Historic Tun Tavern® and the Marine Corps in Philadelphia
The Tun Tavern®… Its Historic Past
The Tun Tavern® (the “Tavern”) was a brew house built by Samuel Carpenter in 1685. It was located on Philadelphia’s historic waterfront at the corner of Water Street and Tun Alley leading to Carpenter’s Wharf near what is today known as “Penn’s Landing”.
The First Brew House
Historically, it is regarded as the “First Brew House” built in Philadelphia in 1685, and among the very first in the country. Carpenter’s purpose in building the Tavern was to commence the development of the Philadelphia waterfront which he intended as a site for various businesses. The Tavern soon developed a reputation for fine beers in the City of Philadelphia and maintained that reputation for over a century. Its name is derived from the old English word “Tun” meaning measured cask, barrel, or keg of beer.
Events of Historical Significance
The Tavern was the site for the founding of the St. Andrews Society, a charitable group dedicated to helping underprivileged settlers from Scotland settle in Philadelphia.
On November 10, 1775, Robert Mullan, the proprietor of the Tavern and son of Peggy Mullan, was commissioned by an act of Congress to raise the first two battalions of Marines, under the leadership of Capt.

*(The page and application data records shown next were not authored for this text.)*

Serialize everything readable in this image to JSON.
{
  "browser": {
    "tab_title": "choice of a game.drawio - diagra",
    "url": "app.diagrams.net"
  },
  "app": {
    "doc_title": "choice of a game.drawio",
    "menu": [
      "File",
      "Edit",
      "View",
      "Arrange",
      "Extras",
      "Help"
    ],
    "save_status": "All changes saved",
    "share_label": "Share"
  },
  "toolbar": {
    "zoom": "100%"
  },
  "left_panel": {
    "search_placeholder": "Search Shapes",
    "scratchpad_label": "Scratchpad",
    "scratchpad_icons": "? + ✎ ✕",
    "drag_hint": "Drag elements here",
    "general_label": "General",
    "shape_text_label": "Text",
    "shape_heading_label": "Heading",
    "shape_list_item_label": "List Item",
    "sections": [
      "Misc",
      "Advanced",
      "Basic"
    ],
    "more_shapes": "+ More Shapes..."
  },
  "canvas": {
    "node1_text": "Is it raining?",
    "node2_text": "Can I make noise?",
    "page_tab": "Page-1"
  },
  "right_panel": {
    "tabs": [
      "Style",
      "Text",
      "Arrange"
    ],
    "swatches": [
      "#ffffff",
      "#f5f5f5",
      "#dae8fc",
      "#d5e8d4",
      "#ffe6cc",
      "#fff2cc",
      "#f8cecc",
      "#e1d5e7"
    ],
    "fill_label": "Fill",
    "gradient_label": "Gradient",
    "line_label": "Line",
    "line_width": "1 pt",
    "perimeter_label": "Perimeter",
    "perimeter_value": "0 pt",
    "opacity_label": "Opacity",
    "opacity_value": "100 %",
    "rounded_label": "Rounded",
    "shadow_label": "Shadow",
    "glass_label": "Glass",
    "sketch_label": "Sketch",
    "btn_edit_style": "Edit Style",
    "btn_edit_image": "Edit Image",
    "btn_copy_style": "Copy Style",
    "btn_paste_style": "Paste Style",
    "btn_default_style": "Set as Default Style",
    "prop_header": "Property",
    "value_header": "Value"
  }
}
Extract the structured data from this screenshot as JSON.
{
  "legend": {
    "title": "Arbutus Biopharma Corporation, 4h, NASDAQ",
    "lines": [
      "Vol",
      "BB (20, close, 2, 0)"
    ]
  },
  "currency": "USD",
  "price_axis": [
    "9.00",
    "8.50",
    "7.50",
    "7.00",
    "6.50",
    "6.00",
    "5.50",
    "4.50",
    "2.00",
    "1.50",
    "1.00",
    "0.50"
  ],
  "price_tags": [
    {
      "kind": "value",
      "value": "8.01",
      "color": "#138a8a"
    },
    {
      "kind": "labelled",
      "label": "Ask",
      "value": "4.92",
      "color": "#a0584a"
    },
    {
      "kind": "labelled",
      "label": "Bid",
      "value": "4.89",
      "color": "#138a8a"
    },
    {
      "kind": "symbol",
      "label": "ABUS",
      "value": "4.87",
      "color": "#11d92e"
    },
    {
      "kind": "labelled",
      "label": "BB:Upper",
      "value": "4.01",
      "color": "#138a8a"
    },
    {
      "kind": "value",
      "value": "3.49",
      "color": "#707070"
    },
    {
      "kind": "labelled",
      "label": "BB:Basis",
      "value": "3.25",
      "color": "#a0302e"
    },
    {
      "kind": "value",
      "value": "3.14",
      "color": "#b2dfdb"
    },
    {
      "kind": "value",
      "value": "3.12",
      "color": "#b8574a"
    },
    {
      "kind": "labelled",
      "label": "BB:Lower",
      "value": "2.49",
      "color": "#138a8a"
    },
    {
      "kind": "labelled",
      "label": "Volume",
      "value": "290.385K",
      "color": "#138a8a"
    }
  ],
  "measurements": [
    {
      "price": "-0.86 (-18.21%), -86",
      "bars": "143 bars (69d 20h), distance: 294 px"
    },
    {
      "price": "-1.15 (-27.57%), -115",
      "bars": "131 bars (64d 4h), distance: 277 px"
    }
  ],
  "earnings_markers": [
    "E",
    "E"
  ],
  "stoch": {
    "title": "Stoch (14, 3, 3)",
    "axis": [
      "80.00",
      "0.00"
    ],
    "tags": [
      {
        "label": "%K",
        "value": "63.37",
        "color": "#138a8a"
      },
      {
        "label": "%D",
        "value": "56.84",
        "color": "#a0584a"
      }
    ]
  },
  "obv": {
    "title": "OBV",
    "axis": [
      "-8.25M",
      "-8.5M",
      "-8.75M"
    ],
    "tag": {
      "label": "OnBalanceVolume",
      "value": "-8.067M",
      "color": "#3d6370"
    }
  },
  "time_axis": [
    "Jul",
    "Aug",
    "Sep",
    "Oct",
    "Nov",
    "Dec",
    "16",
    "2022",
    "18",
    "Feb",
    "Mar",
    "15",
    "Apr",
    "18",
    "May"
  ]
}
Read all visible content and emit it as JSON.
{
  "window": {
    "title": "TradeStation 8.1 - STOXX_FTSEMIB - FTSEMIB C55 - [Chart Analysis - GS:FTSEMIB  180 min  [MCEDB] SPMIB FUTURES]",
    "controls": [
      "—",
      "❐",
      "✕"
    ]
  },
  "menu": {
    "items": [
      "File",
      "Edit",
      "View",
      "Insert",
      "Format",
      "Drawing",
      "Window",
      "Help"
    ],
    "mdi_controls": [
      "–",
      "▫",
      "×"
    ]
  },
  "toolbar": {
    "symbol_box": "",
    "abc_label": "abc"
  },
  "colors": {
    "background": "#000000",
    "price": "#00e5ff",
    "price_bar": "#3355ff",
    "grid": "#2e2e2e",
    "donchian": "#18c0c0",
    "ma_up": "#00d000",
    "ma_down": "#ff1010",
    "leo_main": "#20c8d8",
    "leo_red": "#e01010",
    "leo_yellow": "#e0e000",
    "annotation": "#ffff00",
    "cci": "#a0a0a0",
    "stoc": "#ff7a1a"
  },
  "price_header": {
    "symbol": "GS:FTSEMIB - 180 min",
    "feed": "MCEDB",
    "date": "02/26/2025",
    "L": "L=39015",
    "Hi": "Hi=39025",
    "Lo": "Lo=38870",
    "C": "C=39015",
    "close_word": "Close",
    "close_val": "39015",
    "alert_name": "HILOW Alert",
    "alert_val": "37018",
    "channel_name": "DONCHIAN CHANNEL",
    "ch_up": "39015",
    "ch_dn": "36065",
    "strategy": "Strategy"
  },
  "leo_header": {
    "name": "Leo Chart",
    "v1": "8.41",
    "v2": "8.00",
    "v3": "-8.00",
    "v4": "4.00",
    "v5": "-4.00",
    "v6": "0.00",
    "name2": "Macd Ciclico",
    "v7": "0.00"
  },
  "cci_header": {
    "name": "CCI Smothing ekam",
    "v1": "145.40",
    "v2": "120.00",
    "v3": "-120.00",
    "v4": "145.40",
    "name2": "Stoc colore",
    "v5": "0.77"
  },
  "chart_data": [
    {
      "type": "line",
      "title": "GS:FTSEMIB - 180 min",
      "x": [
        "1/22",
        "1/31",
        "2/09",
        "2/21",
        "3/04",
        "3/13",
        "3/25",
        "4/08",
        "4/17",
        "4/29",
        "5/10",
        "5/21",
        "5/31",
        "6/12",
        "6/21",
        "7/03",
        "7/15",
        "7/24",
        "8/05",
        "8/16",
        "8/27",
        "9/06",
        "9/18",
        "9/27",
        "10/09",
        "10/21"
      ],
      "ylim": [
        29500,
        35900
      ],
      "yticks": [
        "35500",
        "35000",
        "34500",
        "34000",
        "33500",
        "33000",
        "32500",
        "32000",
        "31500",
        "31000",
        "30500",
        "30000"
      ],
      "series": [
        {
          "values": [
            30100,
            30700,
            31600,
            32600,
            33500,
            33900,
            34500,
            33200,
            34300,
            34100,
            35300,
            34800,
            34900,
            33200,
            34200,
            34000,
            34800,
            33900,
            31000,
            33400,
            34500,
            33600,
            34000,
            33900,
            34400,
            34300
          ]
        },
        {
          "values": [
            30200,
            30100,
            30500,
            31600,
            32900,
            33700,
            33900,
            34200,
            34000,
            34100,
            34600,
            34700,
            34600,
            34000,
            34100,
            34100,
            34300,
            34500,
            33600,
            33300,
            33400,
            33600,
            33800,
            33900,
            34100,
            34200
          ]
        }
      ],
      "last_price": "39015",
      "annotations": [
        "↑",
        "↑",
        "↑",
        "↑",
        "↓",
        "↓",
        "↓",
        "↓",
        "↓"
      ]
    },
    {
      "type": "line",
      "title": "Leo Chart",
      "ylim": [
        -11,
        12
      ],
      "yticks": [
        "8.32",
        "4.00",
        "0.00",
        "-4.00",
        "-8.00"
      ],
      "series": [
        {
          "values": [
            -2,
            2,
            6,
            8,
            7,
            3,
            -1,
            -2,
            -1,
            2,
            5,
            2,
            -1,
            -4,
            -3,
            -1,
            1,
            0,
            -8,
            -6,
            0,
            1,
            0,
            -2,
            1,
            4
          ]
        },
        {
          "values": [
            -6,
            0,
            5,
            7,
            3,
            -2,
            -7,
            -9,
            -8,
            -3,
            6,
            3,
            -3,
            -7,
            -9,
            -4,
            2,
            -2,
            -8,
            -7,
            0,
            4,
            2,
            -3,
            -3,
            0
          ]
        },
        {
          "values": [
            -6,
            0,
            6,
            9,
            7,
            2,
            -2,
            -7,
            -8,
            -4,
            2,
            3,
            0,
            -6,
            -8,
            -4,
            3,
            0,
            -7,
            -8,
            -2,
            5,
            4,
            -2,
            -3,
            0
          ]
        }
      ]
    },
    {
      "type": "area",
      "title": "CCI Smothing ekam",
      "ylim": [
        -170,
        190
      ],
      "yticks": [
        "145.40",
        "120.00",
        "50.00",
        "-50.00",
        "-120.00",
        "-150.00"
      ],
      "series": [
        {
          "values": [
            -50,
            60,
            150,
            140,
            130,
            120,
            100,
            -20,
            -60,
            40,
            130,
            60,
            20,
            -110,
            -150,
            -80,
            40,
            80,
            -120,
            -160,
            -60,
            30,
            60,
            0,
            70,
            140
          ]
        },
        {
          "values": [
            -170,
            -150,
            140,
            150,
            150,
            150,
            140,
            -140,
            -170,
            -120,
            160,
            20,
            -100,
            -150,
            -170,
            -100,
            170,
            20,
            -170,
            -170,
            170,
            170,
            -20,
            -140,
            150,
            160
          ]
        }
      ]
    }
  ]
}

Samuel Nicholas, the first appointed Commandant of the Continental Marines. Nicholas’s grandfather was also a member of the Tun Tavern Lodge of Free and Accepted Masons and it is this relationship between Mullan, Nicholas and the Tavern which has resulted in the Tun Tavern being acknowledged as the birthplace of the United States Marine Corps. There are an estimated three million active and retired U.S. Marines worldwide who have been exposed in their military training to the historical significance of Tun Tavern®. Each year on November 10th, around the world Marines toast the Marine’s birthplace on the most significant date in the history of the Corps.